Look through the data below and, wherever a line carries the word "square", please copy that line.

DATASET CONTENT below:

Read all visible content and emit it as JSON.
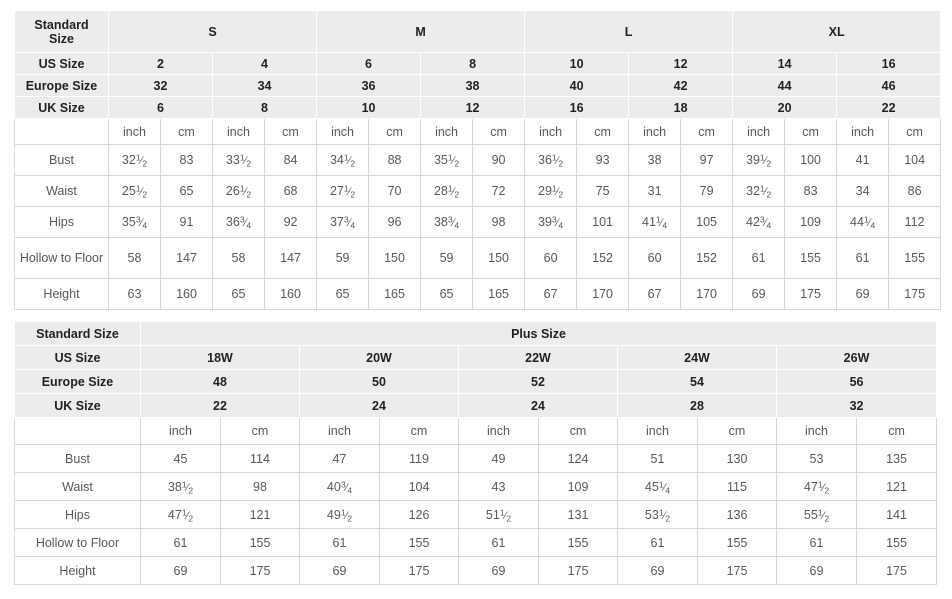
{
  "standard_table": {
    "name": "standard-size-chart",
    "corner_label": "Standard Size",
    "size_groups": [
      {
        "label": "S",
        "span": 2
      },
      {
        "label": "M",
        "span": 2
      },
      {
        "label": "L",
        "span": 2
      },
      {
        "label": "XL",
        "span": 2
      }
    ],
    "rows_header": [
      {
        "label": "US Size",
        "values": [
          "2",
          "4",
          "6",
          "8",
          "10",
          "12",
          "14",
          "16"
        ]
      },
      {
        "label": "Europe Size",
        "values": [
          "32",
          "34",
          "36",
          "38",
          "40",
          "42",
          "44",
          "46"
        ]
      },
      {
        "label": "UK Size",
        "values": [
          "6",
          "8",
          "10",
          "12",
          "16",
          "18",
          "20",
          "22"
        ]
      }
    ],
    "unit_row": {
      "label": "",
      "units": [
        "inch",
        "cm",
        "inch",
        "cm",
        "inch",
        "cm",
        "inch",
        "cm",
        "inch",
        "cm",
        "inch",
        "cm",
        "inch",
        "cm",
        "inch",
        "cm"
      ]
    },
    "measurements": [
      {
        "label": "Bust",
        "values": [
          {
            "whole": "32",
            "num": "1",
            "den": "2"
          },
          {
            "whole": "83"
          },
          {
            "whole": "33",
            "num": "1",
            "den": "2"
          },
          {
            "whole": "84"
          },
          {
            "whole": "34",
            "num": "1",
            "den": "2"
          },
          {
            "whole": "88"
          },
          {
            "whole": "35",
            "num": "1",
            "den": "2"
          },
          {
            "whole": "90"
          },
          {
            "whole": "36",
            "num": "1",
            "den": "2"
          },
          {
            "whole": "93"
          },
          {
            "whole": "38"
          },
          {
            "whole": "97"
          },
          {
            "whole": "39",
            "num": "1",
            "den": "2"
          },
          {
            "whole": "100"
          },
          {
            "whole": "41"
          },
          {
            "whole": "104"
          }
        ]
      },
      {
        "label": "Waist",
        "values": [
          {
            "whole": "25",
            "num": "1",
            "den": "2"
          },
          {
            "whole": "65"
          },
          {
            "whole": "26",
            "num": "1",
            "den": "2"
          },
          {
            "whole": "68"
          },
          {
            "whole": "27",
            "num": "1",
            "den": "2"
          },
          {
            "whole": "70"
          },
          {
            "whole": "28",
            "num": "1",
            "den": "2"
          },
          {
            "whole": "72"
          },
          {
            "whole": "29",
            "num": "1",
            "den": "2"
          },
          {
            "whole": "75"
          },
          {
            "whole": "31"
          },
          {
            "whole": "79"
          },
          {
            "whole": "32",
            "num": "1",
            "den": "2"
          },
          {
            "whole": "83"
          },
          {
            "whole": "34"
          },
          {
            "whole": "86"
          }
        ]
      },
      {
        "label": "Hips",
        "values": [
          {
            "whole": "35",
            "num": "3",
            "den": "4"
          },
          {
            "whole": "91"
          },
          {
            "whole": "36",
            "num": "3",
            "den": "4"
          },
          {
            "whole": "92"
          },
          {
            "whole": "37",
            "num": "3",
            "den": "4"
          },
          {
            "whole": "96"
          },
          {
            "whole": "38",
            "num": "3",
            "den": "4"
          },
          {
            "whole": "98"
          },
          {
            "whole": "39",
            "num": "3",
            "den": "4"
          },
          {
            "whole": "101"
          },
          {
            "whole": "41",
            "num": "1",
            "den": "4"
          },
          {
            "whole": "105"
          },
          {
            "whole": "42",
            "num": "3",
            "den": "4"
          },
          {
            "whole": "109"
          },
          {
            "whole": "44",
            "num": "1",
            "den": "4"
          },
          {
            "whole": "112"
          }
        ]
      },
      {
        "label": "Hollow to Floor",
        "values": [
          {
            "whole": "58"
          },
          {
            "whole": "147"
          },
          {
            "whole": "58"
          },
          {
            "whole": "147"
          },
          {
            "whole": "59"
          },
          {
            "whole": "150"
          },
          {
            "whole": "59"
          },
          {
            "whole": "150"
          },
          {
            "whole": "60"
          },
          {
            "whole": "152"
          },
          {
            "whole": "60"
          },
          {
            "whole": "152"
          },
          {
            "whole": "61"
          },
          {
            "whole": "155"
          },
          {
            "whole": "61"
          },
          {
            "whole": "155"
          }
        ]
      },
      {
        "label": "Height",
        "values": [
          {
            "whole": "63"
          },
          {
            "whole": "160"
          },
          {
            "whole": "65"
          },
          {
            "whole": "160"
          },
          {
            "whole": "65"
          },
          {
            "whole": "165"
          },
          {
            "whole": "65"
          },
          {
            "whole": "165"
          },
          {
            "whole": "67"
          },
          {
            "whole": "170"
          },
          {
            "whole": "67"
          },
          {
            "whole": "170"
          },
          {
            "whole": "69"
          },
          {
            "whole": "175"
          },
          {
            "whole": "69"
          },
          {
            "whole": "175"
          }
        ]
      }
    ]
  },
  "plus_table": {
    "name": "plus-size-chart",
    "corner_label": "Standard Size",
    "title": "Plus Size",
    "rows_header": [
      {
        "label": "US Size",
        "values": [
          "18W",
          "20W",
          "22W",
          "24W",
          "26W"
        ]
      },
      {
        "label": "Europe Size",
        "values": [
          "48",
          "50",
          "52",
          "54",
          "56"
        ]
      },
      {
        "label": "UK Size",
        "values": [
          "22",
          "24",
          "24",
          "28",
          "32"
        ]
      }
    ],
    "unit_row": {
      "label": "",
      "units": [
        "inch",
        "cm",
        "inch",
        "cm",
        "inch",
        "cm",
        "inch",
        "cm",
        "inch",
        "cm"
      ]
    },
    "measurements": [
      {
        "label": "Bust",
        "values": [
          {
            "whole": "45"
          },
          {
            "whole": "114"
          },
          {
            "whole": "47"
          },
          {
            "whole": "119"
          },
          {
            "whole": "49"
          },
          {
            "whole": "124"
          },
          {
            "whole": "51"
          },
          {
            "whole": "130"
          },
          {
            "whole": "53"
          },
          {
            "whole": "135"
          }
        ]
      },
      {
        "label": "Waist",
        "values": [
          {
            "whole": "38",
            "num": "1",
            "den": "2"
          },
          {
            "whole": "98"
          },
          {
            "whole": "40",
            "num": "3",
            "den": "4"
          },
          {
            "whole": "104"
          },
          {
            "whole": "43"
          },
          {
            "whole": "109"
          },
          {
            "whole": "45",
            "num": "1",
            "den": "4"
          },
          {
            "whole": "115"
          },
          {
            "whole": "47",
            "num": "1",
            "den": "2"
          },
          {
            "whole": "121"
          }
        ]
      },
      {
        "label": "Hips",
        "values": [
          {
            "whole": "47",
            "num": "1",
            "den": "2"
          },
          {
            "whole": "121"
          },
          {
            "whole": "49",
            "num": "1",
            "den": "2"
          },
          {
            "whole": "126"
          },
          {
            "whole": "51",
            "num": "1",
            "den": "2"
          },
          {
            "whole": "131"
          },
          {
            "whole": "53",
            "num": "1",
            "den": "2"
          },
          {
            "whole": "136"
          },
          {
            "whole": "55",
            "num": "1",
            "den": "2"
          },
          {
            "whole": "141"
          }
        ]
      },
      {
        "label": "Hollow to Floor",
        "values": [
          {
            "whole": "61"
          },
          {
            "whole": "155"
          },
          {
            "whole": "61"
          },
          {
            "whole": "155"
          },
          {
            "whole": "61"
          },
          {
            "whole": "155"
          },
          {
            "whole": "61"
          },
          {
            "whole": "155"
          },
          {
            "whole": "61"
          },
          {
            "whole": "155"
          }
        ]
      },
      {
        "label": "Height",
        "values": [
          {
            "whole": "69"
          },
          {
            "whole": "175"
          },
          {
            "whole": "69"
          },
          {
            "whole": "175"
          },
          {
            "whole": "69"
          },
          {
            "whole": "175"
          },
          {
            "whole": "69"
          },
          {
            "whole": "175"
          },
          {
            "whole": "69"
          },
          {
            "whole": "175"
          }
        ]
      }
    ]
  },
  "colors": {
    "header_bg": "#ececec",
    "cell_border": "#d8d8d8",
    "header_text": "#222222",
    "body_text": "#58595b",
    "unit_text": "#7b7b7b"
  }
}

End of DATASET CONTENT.
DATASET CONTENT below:

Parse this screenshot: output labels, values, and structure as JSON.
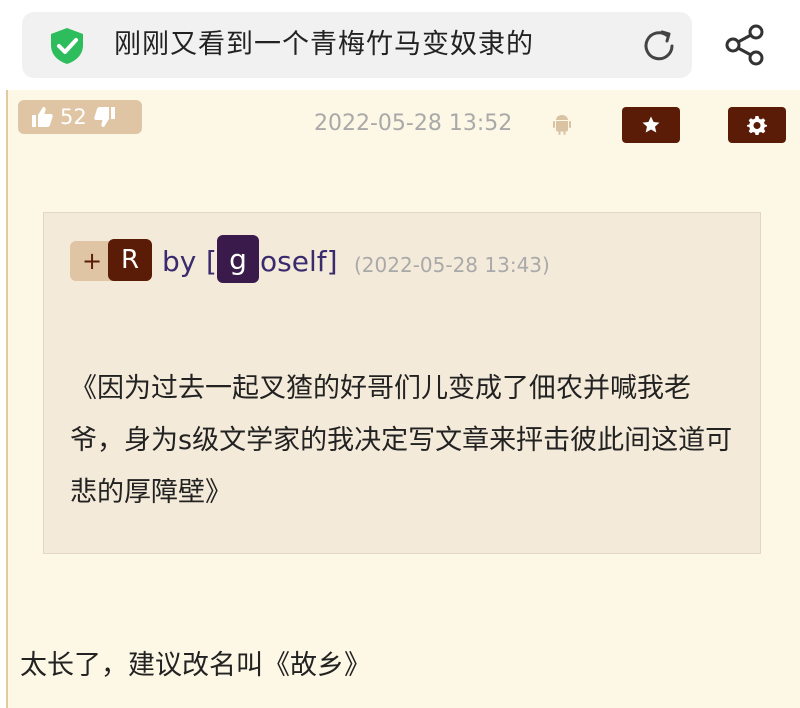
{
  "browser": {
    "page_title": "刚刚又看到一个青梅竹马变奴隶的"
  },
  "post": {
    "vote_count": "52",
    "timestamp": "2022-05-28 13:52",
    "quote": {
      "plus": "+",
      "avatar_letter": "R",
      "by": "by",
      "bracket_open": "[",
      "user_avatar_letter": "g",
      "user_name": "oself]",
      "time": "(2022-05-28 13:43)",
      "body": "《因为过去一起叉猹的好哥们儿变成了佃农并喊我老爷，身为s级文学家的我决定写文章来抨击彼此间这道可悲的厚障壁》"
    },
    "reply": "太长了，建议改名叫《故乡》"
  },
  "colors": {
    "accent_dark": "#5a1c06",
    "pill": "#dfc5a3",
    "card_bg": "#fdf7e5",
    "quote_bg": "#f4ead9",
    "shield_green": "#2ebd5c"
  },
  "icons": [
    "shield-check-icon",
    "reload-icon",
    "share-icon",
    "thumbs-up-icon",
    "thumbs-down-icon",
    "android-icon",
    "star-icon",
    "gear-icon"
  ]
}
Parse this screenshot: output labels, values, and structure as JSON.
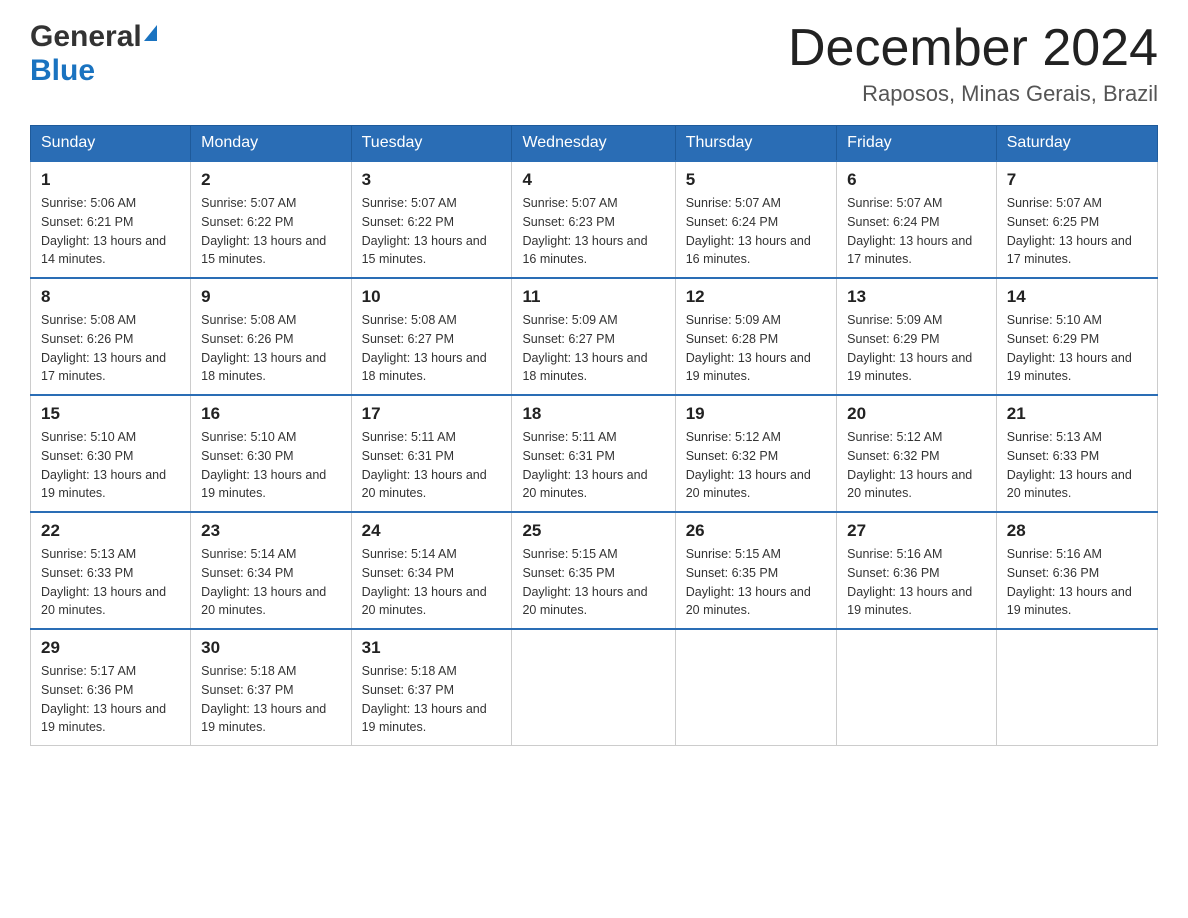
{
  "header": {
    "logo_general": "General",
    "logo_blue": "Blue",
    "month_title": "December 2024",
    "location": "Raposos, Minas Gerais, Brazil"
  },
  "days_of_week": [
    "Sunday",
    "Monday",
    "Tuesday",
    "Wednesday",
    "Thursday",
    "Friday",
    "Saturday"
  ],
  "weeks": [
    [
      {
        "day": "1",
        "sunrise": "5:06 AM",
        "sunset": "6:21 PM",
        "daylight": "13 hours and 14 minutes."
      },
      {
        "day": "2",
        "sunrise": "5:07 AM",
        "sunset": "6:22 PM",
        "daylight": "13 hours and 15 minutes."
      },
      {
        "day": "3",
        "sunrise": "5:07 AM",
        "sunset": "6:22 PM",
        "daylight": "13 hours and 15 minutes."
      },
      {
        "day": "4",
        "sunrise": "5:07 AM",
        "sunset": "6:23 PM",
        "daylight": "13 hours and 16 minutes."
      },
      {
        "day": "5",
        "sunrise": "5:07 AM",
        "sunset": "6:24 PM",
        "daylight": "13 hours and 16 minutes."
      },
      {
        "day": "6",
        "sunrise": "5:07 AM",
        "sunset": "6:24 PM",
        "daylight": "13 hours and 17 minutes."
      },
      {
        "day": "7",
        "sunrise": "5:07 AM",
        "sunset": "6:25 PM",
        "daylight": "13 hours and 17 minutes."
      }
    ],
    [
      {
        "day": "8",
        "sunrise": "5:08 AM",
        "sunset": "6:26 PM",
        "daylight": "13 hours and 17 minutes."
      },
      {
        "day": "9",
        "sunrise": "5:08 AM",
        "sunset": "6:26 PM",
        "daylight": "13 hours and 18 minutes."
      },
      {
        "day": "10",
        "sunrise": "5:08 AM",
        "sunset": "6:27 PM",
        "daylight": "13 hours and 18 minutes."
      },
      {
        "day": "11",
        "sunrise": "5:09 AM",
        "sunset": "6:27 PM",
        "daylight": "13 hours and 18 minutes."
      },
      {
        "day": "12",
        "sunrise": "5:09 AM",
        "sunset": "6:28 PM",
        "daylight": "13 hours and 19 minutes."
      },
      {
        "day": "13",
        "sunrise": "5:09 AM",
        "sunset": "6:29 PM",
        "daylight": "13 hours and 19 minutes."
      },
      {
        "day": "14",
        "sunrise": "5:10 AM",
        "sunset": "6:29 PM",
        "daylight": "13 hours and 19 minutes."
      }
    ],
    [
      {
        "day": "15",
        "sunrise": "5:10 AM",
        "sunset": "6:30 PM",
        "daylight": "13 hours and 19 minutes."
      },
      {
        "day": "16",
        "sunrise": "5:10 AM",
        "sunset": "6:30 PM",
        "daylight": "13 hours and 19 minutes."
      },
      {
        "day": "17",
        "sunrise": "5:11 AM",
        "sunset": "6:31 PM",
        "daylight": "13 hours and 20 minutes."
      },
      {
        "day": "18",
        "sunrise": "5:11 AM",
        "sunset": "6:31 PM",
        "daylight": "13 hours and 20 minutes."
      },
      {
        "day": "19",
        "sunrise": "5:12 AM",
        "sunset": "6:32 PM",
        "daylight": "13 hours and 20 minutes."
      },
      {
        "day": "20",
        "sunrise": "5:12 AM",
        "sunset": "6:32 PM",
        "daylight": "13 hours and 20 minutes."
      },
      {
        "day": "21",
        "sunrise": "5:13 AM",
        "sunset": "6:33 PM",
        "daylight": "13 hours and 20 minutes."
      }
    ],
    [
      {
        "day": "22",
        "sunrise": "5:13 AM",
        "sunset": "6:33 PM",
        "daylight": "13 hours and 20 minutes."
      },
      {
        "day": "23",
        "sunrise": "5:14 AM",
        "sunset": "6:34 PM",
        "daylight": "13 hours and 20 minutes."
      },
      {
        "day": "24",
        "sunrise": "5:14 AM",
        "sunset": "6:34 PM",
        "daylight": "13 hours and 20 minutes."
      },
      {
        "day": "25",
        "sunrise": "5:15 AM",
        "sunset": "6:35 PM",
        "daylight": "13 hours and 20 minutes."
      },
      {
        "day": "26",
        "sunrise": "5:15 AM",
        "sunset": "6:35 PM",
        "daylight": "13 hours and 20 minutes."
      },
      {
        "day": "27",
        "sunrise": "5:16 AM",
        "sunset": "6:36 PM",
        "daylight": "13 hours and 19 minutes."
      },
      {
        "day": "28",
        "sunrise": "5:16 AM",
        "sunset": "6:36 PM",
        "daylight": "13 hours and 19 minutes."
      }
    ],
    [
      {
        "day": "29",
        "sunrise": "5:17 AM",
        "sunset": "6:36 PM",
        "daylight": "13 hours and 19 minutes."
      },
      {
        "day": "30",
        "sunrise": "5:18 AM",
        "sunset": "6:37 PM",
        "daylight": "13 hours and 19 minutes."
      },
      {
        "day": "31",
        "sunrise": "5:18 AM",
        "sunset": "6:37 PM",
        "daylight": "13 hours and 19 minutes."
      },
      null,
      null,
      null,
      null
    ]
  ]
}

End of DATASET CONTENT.
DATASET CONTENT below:

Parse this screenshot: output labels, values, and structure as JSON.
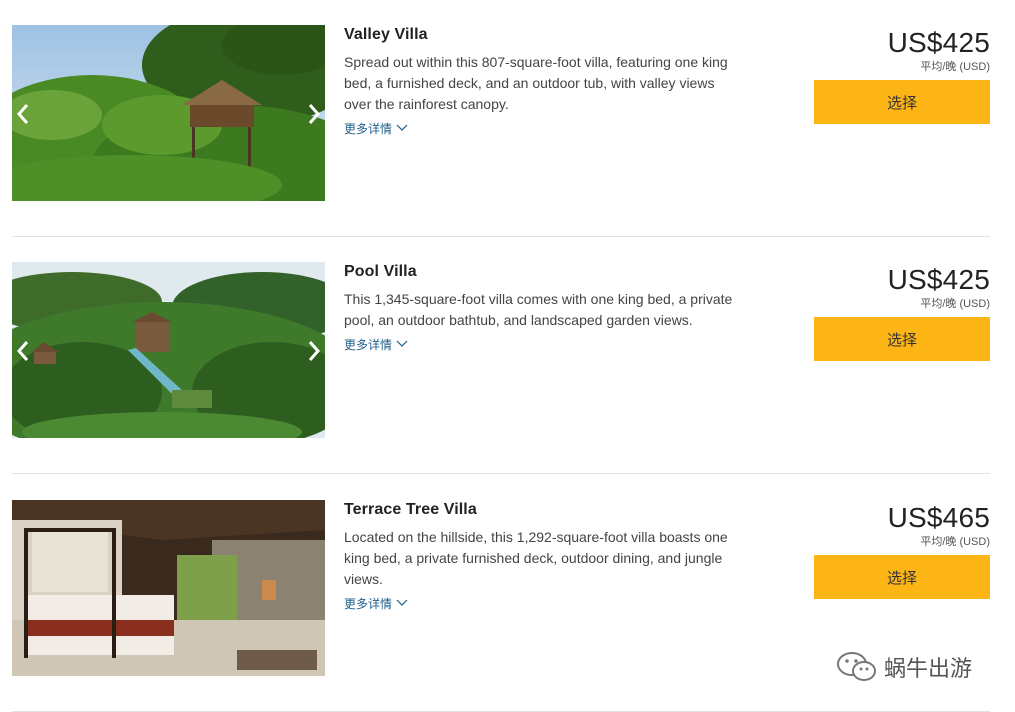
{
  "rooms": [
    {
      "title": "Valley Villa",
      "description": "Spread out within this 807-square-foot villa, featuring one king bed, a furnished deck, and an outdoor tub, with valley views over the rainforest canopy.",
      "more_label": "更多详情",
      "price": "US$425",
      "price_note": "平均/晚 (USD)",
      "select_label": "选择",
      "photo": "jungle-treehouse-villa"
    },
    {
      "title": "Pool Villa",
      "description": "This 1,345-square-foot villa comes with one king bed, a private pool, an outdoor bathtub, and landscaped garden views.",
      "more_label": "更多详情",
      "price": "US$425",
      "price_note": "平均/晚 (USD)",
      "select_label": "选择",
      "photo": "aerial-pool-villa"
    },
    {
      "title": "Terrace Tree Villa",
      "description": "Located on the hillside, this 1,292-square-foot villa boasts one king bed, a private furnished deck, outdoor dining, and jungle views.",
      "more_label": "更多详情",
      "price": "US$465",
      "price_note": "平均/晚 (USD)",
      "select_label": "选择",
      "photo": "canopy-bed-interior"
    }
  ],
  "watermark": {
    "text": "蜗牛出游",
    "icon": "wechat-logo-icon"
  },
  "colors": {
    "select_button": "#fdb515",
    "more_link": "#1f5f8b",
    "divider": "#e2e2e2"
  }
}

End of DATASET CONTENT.

### RESPONSE AREA
      "description": "Spread out within this 807-square-foot villa, featuring one king bed, a furnished deck, and an outdoor tub, with valley views over the rainforest canopy.",
      "description": "This 1,345-square-foot villa comes with one king bed, a private pool, an outdoor bathtub, and landscaped garden views.",
      "description": "Located on the hillside, this 1,292-square-foot villa boasts one king bed, a private furnished deck, outdoor dining, and jungle views.",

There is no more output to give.